SUPPLIED INFORMATION START

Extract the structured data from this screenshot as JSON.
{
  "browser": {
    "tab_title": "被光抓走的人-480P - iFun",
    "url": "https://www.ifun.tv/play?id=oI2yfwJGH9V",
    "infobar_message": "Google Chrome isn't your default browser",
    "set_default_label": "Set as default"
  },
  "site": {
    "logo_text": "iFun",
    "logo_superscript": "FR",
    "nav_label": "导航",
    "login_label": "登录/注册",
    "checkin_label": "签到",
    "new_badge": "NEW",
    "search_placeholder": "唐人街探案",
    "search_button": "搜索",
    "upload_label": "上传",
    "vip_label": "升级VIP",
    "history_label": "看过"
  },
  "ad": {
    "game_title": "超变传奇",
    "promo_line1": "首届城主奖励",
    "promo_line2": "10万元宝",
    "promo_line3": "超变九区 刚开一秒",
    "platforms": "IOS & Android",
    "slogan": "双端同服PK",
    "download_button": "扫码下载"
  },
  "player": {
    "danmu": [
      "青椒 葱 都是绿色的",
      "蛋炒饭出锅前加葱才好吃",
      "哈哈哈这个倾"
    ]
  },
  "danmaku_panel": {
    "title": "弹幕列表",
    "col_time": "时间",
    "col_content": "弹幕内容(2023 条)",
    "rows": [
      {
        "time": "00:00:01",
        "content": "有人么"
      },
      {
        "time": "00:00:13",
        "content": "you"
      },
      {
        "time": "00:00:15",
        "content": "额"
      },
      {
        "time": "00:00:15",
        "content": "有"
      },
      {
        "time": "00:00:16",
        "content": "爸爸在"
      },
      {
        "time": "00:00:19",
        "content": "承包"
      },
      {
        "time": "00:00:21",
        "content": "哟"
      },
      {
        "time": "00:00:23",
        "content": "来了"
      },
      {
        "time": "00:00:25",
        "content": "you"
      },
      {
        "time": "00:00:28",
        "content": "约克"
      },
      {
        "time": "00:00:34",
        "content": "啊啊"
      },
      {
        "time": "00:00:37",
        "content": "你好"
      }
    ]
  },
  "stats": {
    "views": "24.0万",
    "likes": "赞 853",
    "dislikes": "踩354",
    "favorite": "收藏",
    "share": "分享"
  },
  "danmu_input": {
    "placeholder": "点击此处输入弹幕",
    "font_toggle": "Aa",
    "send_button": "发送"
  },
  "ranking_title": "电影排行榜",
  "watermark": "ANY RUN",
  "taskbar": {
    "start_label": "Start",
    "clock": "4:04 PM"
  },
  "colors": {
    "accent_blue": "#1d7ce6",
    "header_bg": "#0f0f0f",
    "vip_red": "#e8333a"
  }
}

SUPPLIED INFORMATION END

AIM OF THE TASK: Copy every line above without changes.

ANSWER TO THE EXERCISE:
Extract the structured data from this screenshot as JSON.
{
  "browser": {
    "tab_title": "被光抓走的人-480P - iFun",
    "url": "https://www.ifun.tv/play?id=oI2yfwJGH9V",
    "infobar_message": "Google Chrome isn't your default browser",
    "set_default_label": "Set as default"
  },
  "site": {
    "logo_text": "iFun",
    "logo_superscript": "FR",
    "nav_label": "导航",
    "login_label": "登录/注册",
    "checkin_label": "签到",
    "new_badge": "NEW",
    "search_placeholder": "唐人街探案",
    "search_button": "搜索",
    "upload_label": "上传",
    "vip_label": "升级VIP",
    "history_label": "看过"
  },
  "ad": {
    "game_title": "超变传奇",
    "promo_line1": "首届城主奖励",
    "promo_line2": "10万元宝",
    "promo_line3": "超变九区 刚开一秒",
    "platforms": "IOS & Android",
    "slogan": "双端同服PK",
    "download_button": "扫码下载"
  },
  "player": {
    "danmu": [
      "青椒 葱 都是绿色的",
      "蛋炒饭出锅前加葱才好吃",
      "哈哈哈这个倾"
    ]
  },
  "danmaku_panel": {
    "title": "弹幕列表",
    "col_time": "时间",
    "col_content": "弹幕内容(2023 条)",
    "rows": [
      {
        "time": "00:00:01",
        "content": "有人么"
      },
      {
        "time": "00:00:13",
        "content": "you"
      },
      {
        "time": "00:00:15",
        "content": "额"
      },
      {
        "time": "00:00:15",
        "content": "有"
      },
      {
        "time": "00:00:16",
        "content": "爸爸在"
      },
      {
        "time": "00:00:19",
        "content": "承包"
      },
      {
        "time": "00:00:21",
        "content": "哟"
      },
      {
        "time": "00:00:23",
        "content": "来了"
      },
      {
        "time": "00:00:25",
        "content": "you"
      },
      {
        "time": "00:00:28",
        "content": "约克"
      },
      {
        "time": "00:00:34",
        "content": "啊啊"
      },
      {
        "time": "00:00:37",
        "content": "你好"
      }
    ]
  },
  "stats": {
    "views": "24.0万",
    "likes": "赞 853",
    "dislikes": "踩354",
    "favorite": "收藏",
    "share": "分享"
  },
  "danmu_input": {
    "placeholder": "点击此处输入弹幕",
    "font_toggle": "Aa",
    "send_button": "发送"
  },
  "ranking_title": "电影排行榜",
  "watermark": "ANY RUN",
  "taskbar": {
    "start_label": "Start",
    "clock": "4:04 PM"
  },
  "colors": {
    "accent_blue": "#1d7ce6",
    "header_bg": "#0f0f0f",
    "vip_red": "#e8333a"
  }
}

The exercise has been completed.